— DESCRIPTION OF THE TASK —
Copy out each line below exactly as written.

— DATA EXCERPTS —
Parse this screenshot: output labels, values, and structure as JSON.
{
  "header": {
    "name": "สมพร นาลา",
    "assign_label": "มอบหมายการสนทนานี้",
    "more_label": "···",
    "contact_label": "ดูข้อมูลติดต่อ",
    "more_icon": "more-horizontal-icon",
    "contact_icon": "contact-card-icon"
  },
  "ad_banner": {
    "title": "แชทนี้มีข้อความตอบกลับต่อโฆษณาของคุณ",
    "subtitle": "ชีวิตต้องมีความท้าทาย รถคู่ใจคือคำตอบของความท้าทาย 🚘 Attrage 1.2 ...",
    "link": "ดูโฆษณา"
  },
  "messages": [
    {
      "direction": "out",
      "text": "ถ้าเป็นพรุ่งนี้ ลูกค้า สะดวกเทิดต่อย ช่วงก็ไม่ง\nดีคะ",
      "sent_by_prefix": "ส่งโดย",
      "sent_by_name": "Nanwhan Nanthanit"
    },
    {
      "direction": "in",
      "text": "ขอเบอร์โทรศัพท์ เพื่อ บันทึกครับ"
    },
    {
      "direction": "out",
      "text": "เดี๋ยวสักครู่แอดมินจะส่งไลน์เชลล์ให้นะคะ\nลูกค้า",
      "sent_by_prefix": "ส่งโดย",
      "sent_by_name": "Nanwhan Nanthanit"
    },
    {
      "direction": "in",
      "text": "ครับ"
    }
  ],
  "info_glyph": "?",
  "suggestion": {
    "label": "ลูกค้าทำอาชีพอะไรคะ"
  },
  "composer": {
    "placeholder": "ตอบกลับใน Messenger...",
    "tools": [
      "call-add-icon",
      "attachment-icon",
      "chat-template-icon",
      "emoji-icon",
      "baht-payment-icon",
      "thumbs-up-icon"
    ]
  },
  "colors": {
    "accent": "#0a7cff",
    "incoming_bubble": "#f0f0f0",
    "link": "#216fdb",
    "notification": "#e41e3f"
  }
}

— ANSWER —
Parse this screenshot: output labels, values, and structure as JSON.
{
  "header": {
    "name": "สมพร นาลา",
    "assign_label": "มอบหมายการสนทนานี้",
    "more_label": "···",
    "contact_label": "ดูข้อมูลติดต่อ",
    "more_icon": "more-horizontal-icon",
    "contact_icon": "contact-card-icon"
  },
  "ad_banner": {
    "title": "แชทนี้มีข้อความตอบกลับต่อโฆษณาของคุณ",
    "subtitle": "ชีวิตต้องมีความท้าทาย รถคู่ใจคือคำตอบของความท้าทาย 🚘 Attrage 1.2 ...",
    "link": "ดูโฆษณา"
  },
  "messages": [
    {
      "direction": "out",
      "text": "ถ้าเป็นพรุ่งนี้ ลูกค้า สะดวกเทิดต่อย ช่วงก็ไม่ง\nดีคะ",
      "sent_by_prefix": "ส่งโดย",
      "sent_by_name": "Nanwhan Nanthanit"
    },
    {
      "direction": "in",
      "text": "ขอเบอร์โทรศัพท์ เพื่อ บันทึกครับ"
    },
    {
      "direction": "out",
      "text": "เดี๋ยวสักครู่แอดมินจะส่งไลน์เชลล์ให้นะคะ\nลูกค้า",
      "sent_by_prefix": "ส่งโดย",
      "sent_by_name": "Nanwhan Nanthanit"
    },
    {
      "direction": "in",
      "text": "ครับ"
    }
  ],
  "info_glyph": "?",
  "suggestion": {
    "label": "ลูกค้าทำอาชีพอะไรคะ"
  },
  "composer": {
    "placeholder": "ตอบกลับใน Messenger...",
    "tools": [
      "call-add-icon",
      "attachment-icon",
      "chat-template-icon",
      "emoji-icon",
      "baht-payment-icon",
      "thumbs-up-icon"
    ]
  },
  "colors": {
    "accent": "#0a7cff",
    "incoming_bubble": "#f0f0f0",
    "link": "#216fdb",
    "notification": "#e41e3f"
  }
}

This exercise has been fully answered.